This section is from the book "Aerial Cameras, Aerial Films, And Film Processing", by Richard W. Underwood.
Before one can do any type of accurate work with an aerial camera, comprehensive knowledge of its calibration is mandatory. If you cannot secure the information from a reliable source or by means of measurements with your own laboratory equipment, you must consider the calibration an unknown factor and proceed accordingly.
You cannot tolerate unknown factors that might affect the accuracy or precision of your work. Therefore, do not attempt to make scientific deductions based on unknown or erroneous camera calibration information. You must know your camera thoroughly, including accurate knowledge of:
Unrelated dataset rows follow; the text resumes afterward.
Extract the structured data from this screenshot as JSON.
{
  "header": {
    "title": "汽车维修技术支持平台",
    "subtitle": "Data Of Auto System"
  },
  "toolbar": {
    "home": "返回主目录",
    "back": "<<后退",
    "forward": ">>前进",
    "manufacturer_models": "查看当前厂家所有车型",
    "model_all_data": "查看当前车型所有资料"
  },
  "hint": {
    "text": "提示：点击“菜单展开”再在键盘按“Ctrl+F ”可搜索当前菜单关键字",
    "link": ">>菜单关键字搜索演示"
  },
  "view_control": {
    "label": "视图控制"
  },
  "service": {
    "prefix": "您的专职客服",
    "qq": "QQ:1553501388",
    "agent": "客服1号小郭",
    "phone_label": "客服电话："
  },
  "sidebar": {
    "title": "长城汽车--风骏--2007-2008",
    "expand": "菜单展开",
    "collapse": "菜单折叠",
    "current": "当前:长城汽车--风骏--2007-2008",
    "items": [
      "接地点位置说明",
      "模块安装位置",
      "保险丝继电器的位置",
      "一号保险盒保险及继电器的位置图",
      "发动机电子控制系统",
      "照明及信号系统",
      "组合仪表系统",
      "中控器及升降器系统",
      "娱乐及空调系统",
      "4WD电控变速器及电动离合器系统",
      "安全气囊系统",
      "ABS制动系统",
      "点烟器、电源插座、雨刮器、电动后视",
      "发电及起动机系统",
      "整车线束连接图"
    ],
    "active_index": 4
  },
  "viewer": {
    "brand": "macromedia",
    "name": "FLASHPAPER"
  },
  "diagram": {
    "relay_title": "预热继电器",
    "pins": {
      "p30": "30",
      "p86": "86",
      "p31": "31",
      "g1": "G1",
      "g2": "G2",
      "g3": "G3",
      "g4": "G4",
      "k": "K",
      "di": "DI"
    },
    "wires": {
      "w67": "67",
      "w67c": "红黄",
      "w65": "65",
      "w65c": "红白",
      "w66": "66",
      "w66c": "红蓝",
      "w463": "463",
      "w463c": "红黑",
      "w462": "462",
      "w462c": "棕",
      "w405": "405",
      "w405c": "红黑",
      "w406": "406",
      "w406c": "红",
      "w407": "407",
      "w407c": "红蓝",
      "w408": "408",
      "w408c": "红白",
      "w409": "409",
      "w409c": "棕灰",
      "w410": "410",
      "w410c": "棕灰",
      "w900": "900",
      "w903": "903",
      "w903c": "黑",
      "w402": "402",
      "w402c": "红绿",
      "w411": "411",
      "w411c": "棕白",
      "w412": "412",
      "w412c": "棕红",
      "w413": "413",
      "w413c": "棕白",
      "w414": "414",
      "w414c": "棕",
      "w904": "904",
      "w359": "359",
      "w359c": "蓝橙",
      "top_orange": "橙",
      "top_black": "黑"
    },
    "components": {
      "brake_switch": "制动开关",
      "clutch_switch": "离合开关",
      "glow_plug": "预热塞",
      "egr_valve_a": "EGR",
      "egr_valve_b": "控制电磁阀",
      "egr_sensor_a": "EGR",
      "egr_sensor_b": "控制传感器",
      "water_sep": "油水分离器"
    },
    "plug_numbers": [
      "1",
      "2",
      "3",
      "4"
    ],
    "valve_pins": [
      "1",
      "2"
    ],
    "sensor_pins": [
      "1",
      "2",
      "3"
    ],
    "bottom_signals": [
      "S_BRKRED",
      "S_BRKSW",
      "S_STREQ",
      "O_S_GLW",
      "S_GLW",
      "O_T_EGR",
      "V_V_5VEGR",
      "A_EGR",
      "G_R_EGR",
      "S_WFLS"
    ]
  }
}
• radial lens distortion
• tangential lens distortion
• calibrated focal length
• transmission characteristics
• spectral characteristics
• resolution of lens
• flatness of focal plane with respect to optical axis
• accuracy of exposure at all shutter settings
• position of reseau markings and all other fiducial marks
• accuracy of any built-in accessories such as clocks, frame counters, altimeters, vacuum gages, data recorders, intervalometers, etc.